■ Problem to solve: With the images left out, print all of the records below exactly.

■ Records provided:
----------
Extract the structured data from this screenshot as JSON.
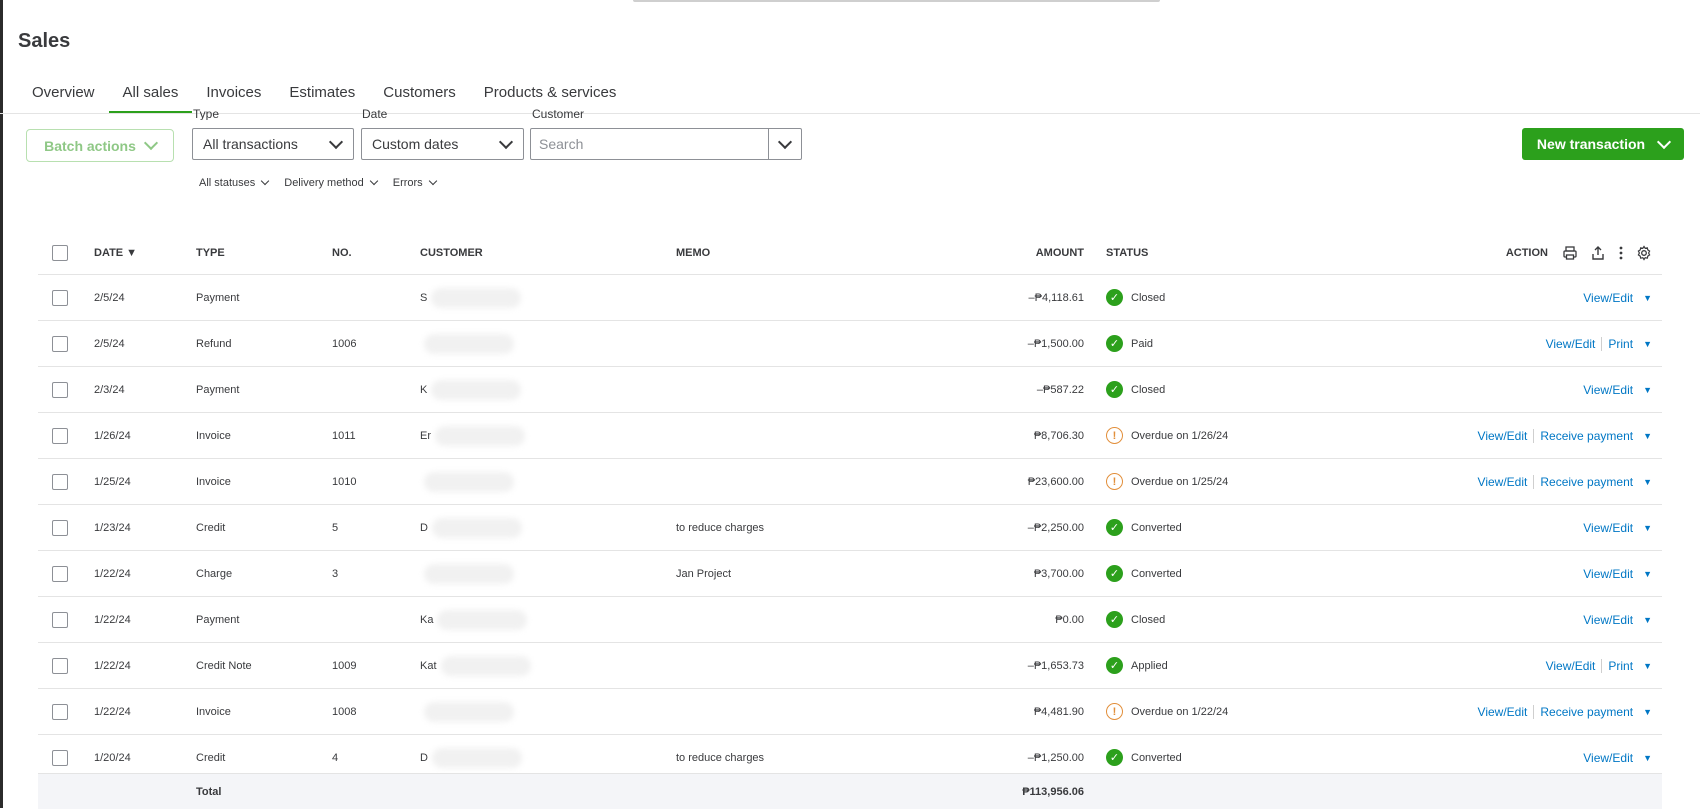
{
  "page": {
    "title": "Sales"
  },
  "tabs": [
    {
      "label": "Overview",
      "active": false
    },
    {
      "label": "All sales",
      "active": true
    },
    {
      "label": "Invoices",
      "active": false
    },
    {
      "label": "Estimates",
      "active": false
    },
    {
      "label": "Customers",
      "active": false
    },
    {
      "label": "Products & services",
      "active": false
    }
  ],
  "toolbar": {
    "batch_actions": "Batch actions",
    "type_label": "Type",
    "type_value": "All transactions",
    "date_label": "Date",
    "date_value": "Custom dates",
    "customer_label": "Customer",
    "customer_placeholder": "Search",
    "new_transaction": "New transaction"
  },
  "subfilters": [
    "All statuses",
    "Delivery method",
    "Errors"
  ],
  "table": {
    "headers": {
      "date": "DATE ▼",
      "type": "TYPE",
      "no": "NO.",
      "customer": "CUSTOMER",
      "memo": "MEMO",
      "amount": "AMOUNT",
      "status": "STATUS",
      "action": "ACTION"
    },
    "rows": [
      {
        "date": "2/5/24",
        "type": "Payment",
        "no": "",
        "customer": "S",
        "memo": "",
        "amount": "–₱4,118.61",
        "status": "Closed",
        "status_kind": "ok",
        "actions": [
          "View/Edit"
        ]
      },
      {
        "date": "2/5/24",
        "type": "Refund",
        "no": "1006",
        "customer": "",
        "memo": "",
        "amount": "–₱1,500.00",
        "status": "Paid",
        "status_kind": "ok",
        "actions": [
          "View/Edit",
          "Print"
        ]
      },
      {
        "date": "2/3/24",
        "type": "Payment",
        "no": "",
        "customer": "K",
        "memo": "",
        "amount": "–₱587.22",
        "status": "Closed",
        "status_kind": "ok",
        "actions": [
          "View/Edit"
        ]
      },
      {
        "date": "1/26/24",
        "type": "Invoice",
        "no": "1011",
        "customer": "Er",
        "memo": "",
        "amount": "₱8,706.30",
        "status": "Overdue on 1/26/24",
        "status_kind": "warn",
        "actions": [
          "View/Edit",
          "Receive payment"
        ]
      },
      {
        "date": "1/25/24",
        "type": "Invoice",
        "no": "1010",
        "customer": "",
        "memo": "",
        "amount": "₱23,600.00",
        "status": "Overdue on 1/25/24",
        "status_kind": "warn",
        "actions": [
          "View/Edit",
          "Receive payment"
        ]
      },
      {
        "date": "1/23/24",
        "type": "Credit",
        "no": "5",
        "customer": "D",
        "memo": "to reduce charges",
        "amount": "–₱2,250.00",
        "status": "Converted",
        "status_kind": "ok",
        "actions": [
          "View/Edit"
        ]
      },
      {
        "date": "1/22/24",
        "type": "Charge",
        "no": "3",
        "customer": "",
        "memo": "Jan Project",
        "amount": "₱3,700.00",
        "status": "Converted",
        "status_kind": "ok",
        "actions": [
          "View/Edit"
        ]
      },
      {
        "date": "1/22/24",
        "type": "Payment",
        "no": "",
        "customer": "Ka",
        "memo": "",
        "amount": "₱0.00",
        "status": "Closed",
        "status_kind": "ok",
        "actions": [
          "View/Edit"
        ]
      },
      {
        "date": "1/22/24",
        "type": "Credit Note",
        "no": "1009",
        "customer": "Kat",
        "memo": "",
        "amount": "–₱1,653.73",
        "status": "Applied",
        "status_kind": "ok",
        "actions": [
          "View/Edit",
          "Print"
        ]
      },
      {
        "date": "1/22/24",
        "type": "Invoice",
        "no": "1008",
        "customer": "",
        "memo": "",
        "amount": "₱4,481.90",
        "status": "Overdue on 1/22/24",
        "status_kind": "warn",
        "actions": [
          "View/Edit",
          "Receive payment"
        ]
      },
      {
        "date": "1/20/24",
        "type": "Credit",
        "no": "4",
        "customer": "D",
        "memo": "to reduce charges",
        "amount": "–₱1,250.00",
        "status": "Converted",
        "status_kind": "ok",
        "actions": [
          "View/Edit"
        ]
      }
    ],
    "total_label": "Total",
    "total_amount": "₱113,956.06"
  },
  "colors": {
    "accent": "#2ca01c",
    "link": "#0077c5",
    "warning": "#e28f3b"
  },
  "icons": {
    "header": [
      "print-icon",
      "export-icon",
      "more-icon",
      "settings-icon"
    ]
  }
}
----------
■ Written response:
Extract the structured data from this screenshot as JSON.
{
  "page": {
    "title": "Sales"
  },
  "tabs": [
    {
      "label": "Overview",
      "active": false
    },
    {
      "label": "All sales",
      "active": true
    },
    {
      "label": "Invoices",
      "active": false
    },
    {
      "label": "Estimates",
      "active": false
    },
    {
      "label": "Customers",
      "active": false
    },
    {
      "label": "Products & services",
      "active": false
    }
  ],
  "toolbar": {
    "batch_actions": "Batch actions",
    "type_label": "Type",
    "type_value": "All transactions",
    "date_label": "Date",
    "date_value": "Custom dates",
    "customer_label": "Customer",
    "customer_placeholder": "Search",
    "new_transaction": "New transaction"
  },
  "subfilters": [
    "All statuses",
    "Delivery method",
    "Errors"
  ],
  "table": {
    "headers": {
      "date": "DATE ▼",
      "type": "TYPE",
      "no": "NO.",
      "customer": "CUSTOMER",
      "memo": "MEMO",
      "amount": "AMOUNT",
      "status": "STATUS",
      "action": "ACTION"
    },
    "rows": [
      {
        "date": "2/5/24",
        "type": "Payment",
        "no": "",
        "customer": "S",
        "memo": "",
        "amount": "–₱4,118.61",
        "status": "Closed",
        "status_kind": "ok",
        "actions": [
          "View/Edit"
        ]
      },
      {
        "date": "2/5/24",
        "type": "Refund",
        "no": "1006",
        "customer": "",
        "memo": "",
        "amount": "–₱1,500.00",
        "status": "Paid",
        "status_kind": "ok",
        "actions": [
          "View/Edit",
          "Print"
        ]
      },
      {
        "date": "2/3/24",
        "type": "Payment",
        "no": "",
        "customer": "K",
        "memo": "",
        "amount": "–₱587.22",
        "status": "Closed",
        "status_kind": "ok",
        "actions": [
          "View/Edit"
        ]
      },
      {
        "date": "1/26/24",
        "type": "Invoice",
        "no": "1011",
        "customer": "Er",
        "memo": "",
        "amount": "₱8,706.30",
        "status": "Overdue on 1/26/24",
        "status_kind": "warn",
        "actions": [
          "View/Edit",
          "Receive payment"
        ]
      },
      {
        "date": "1/25/24",
        "type": "Invoice",
        "no": "1010",
        "customer": "",
        "memo": "",
        "amount": "₱23,600.00",
        "status": "Overdue on 1/25/24",
        "status_kind": "warn",
        "actions": [
          "View/Edit",
          "Receive payment"
        ]
      },
      {
        "date": "1/23/24",
        "type": "Credit",
        "no": "5",
        "customer": "D",
        "memo": "to reduce charges",
        "amount": "–₱2,250.00",
        "status": "Converted",
        "status_kind": "ok",
        "actions": [
          "View/Edit"
        ]
      },
      {
        "date": "1/22/24",
        "type": "Charge",
        "no": "3",
        "customer": "",
        "memo": "Jan Project",
        "amount": "₱3,700.00",
        "status": "Converted",
        "status_kind": "ok",
        "actions": [
          "View/Edit"
        ]
      },
      {
        "date": "1/22/24",
        "type": "Payment",
        "no": "",
        "customer": "Ka",
        "memo": "",
        "amount": "₱0.00",
        "status": "Closed",
        "status_kind": "ok",
        "actions": [
          "View/Edit"
        ]
      },
      {
        "date": "1/22/24",
        "type": "Credit Note",
        "no": "1009",
        "customer": "Kat",
        "memo": "",
        "amount": "–₱1,653.73",
        "status": "Applied",
        "status_kind": "ok",
        "actions": [
          "View/Edit",
          "Print"
        ]
      },
      {
        "date": "1/22/24",
        "type": "Invoice",
        "no": "1008",
        "customer": "",
        "memo": "",
        "amount": "₱4,481.90",
        "status": "Overdue on 1/22/24",
        "status_kind": "warn",
        "actions": [
          "View/Edit",
          "Receive payment"
        ]
      },
      {
        "date": "1/20/24",
        "type": "Credit",
        "no": "4",
        "customer": "D",
        "memo": "to reduce charges",
        "amount": "–₱1,250.00",
        "status": "Converted",
        "status_kind": "ok",
        "actions": [
          "View/Edit"
        ]
      }
    ],
    "total_label": "Total",
    "total_amount": "₱113,956.06"
  },
  "colors": {
    "accent": "#2ca01c",
    "link": "#0077c5",
    "warning": "#e28f3b"
  },
  "icons": {
    "header": [
      "print-icon",
      "export-icon",
      "more-icon",
      "settings-icon"
    ]
  }
}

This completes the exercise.